Too often, we’re inclined to create conflict and pain for ourselves and others rather than expand our viewpoints, and notice that there are potential gifts and opportunities on the other side of the “losses” we’re so afraid of enduring.
I can’t count the number of apparent defeats or disappointments I’ve experienced that eventually turned out to be very much to my advantage. And I cringe a little looking back at how many times I’ve “gone to war” to get my way without fully understanding all of the dynamics at play, the true costs, and the far better win-win resolutions that might have been available.
I’m not suggesting that we should pursue all our life goals with a passive, “go with the flow” attitude.

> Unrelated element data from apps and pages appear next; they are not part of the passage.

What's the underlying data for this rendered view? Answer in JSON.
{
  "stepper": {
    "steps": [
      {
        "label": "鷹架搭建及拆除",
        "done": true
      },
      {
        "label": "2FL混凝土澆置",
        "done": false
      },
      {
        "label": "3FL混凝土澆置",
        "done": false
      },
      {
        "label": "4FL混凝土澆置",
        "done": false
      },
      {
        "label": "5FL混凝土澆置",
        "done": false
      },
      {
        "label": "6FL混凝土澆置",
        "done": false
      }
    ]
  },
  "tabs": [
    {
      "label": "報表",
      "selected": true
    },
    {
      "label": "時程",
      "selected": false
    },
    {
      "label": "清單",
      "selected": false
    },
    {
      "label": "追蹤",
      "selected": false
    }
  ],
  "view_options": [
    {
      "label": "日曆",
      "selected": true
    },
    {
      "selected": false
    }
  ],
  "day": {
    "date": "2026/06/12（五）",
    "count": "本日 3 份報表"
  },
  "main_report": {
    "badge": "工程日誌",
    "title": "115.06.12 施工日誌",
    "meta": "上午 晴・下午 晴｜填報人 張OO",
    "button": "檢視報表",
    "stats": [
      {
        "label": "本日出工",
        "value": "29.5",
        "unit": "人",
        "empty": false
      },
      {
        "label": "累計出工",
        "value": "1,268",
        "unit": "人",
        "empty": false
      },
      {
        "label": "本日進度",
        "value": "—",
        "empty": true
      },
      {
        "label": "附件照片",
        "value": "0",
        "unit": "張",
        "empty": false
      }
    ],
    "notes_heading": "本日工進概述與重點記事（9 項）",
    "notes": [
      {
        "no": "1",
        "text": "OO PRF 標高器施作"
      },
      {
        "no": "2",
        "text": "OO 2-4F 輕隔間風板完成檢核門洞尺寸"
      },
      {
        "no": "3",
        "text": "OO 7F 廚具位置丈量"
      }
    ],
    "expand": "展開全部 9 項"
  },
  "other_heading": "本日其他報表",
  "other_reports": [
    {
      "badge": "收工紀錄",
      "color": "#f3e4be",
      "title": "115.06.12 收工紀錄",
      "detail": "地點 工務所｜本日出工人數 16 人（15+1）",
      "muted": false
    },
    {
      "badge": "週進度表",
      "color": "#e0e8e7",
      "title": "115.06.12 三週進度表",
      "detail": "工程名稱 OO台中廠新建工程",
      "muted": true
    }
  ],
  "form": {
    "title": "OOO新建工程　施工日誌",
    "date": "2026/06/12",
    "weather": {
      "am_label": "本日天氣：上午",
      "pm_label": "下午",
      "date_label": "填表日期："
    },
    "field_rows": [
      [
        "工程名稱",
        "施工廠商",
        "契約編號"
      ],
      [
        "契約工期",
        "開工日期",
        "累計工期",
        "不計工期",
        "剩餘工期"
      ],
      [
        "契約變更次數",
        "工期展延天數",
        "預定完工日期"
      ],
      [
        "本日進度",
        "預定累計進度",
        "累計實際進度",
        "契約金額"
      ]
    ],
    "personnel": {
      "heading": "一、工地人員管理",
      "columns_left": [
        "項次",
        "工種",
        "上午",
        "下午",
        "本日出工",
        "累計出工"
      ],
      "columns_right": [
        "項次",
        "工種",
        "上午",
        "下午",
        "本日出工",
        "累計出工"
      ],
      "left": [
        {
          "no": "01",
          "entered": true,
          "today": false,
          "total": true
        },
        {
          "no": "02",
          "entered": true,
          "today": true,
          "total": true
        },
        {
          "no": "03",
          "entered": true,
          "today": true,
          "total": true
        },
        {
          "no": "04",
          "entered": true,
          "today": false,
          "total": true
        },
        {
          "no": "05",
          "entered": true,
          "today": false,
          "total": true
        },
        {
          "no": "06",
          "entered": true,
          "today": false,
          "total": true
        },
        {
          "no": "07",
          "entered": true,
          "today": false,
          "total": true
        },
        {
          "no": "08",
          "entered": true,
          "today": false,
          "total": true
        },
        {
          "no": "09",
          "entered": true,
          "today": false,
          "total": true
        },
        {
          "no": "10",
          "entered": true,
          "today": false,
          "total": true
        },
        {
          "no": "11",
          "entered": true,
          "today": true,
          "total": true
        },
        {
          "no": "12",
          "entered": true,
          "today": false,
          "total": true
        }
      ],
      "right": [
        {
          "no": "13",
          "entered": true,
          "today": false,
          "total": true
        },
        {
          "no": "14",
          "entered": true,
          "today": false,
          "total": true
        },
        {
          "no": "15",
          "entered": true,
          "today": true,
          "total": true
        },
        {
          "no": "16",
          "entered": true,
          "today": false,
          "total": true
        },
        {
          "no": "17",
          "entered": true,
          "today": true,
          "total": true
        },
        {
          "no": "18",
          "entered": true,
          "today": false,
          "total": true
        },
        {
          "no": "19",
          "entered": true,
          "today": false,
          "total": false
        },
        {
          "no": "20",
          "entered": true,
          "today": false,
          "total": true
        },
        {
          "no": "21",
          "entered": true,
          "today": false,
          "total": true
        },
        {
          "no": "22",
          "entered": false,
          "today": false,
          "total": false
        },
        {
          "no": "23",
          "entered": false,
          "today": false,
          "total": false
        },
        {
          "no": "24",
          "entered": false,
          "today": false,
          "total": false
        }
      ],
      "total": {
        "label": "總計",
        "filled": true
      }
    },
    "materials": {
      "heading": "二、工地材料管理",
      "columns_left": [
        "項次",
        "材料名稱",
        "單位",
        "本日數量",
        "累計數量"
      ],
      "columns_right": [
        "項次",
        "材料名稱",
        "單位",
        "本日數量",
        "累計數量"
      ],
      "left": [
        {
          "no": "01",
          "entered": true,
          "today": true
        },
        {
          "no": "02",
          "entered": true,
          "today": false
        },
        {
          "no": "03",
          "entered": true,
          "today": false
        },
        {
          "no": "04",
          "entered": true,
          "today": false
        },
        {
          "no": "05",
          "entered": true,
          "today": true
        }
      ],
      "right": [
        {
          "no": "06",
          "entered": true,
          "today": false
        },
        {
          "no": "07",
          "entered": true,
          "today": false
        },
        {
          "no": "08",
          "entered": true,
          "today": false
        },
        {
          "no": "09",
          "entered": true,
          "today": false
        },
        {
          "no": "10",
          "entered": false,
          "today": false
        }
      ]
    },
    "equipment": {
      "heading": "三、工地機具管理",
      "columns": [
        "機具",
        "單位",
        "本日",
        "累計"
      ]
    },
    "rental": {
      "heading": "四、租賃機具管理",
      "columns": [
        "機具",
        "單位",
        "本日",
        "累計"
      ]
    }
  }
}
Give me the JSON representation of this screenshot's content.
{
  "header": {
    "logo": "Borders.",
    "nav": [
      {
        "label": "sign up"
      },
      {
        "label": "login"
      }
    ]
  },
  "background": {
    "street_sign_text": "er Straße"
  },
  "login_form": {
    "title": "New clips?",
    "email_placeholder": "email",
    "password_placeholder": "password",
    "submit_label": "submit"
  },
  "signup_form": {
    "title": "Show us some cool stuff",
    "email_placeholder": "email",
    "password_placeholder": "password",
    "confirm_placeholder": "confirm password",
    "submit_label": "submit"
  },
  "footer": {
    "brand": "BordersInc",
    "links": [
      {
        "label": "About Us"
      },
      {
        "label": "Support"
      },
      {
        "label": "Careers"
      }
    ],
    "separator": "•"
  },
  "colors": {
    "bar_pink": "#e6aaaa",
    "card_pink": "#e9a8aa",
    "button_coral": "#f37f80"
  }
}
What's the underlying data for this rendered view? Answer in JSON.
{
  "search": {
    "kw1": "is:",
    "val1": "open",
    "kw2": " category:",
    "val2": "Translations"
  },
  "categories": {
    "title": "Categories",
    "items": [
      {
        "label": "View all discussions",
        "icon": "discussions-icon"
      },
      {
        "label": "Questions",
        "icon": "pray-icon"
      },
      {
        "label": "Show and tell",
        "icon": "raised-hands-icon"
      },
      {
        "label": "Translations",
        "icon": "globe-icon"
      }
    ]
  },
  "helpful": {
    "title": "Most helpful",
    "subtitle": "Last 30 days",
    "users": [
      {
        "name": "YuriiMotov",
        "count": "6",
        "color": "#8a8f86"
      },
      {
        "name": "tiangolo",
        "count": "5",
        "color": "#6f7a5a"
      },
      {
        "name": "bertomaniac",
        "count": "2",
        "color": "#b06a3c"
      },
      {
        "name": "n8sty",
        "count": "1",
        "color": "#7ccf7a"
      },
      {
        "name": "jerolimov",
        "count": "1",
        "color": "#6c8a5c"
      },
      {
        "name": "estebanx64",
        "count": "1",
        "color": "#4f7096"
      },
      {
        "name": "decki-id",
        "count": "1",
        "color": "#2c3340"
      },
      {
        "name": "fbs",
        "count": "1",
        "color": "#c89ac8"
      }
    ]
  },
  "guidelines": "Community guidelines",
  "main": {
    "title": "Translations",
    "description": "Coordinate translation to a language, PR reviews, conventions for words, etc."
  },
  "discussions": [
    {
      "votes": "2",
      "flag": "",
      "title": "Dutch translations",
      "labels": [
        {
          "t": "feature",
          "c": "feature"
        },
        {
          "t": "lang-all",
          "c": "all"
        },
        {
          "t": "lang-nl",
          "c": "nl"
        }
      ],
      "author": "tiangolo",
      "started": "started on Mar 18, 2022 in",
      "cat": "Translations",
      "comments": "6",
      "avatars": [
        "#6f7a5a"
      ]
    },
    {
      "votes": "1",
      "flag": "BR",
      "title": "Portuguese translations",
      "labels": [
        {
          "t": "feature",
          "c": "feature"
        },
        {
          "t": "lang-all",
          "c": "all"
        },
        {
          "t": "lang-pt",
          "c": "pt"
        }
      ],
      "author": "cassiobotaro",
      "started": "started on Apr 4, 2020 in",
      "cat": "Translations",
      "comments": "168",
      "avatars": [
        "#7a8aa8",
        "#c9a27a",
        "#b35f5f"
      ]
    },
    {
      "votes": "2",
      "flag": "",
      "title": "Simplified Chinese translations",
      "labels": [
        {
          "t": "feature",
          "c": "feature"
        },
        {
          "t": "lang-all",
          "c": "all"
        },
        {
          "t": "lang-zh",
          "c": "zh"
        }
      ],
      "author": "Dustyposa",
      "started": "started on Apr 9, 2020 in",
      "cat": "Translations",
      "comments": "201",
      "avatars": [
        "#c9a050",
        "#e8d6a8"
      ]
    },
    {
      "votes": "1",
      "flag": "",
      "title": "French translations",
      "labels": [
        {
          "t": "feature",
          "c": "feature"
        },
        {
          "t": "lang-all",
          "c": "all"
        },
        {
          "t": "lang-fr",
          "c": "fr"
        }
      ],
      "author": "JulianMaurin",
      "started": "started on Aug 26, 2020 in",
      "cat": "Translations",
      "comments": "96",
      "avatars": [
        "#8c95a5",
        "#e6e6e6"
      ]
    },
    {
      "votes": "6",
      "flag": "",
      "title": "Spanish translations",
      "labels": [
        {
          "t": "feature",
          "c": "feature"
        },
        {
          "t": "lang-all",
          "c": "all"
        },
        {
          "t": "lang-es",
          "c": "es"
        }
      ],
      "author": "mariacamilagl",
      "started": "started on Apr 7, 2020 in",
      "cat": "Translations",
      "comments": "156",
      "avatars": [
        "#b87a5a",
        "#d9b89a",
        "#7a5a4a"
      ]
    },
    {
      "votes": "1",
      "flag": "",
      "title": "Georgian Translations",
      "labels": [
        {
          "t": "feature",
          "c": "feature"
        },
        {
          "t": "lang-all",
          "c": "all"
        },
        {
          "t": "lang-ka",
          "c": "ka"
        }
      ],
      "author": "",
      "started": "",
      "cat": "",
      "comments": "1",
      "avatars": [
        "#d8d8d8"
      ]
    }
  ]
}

I’m not suggesting that we shouldn’t be committed to enthusiastically creating and sustaining circumstances that support our own health and happiness.
But I will suggest that we often don’t realize the full range of happiness-creating circumstances available to us, or how many of the factors that truly determine our satisfaction reside within us, rather than in the external domains we strive so hard to control.
Research suggests that we humans tend to have a happiness set point — one that fluctuates in the face of big triumphs and losses (from lottery wins to catastrophic accidents), but then quickly returns to its former level.
It also turns out that once our basic survival and health needs are handled, the factors most likely to improve our happiness have far more to do with our mindset, personal relationships, sense of meaning, and enjoyment of simple pleasures than they do with other outside factors or material conditions.
Still, it’s easy for us to get caught up in a false certainty about what we need to be happy — whether it’s having our “ideal” body, amassing the trappings of success, or wielding a certain measure of control over others. It’s easy to get captivated by our attachments and fears of loss.
As I’ve written in previous columns, we are living in a time of unprecedented change. It’s a time of integration, globalism, interdependence, and systems thinking — not a time for walls, fences, and rigid clinging to tightly controlled realities.
So as we move into winter, I think it’s worth observing how nature gracefully cedes itself, over and over again, to natural cycles of birth, growth, maturity, death, and rebirth.
We can take some comfort in the fact that throughout our lifetimes, each of us undergoes those same repeating cycles in all we are and do. And when faced with the opportunity to advance into a new phase of reality, we can find richness and discovery — rather than resistance and frustration — in its unfolding.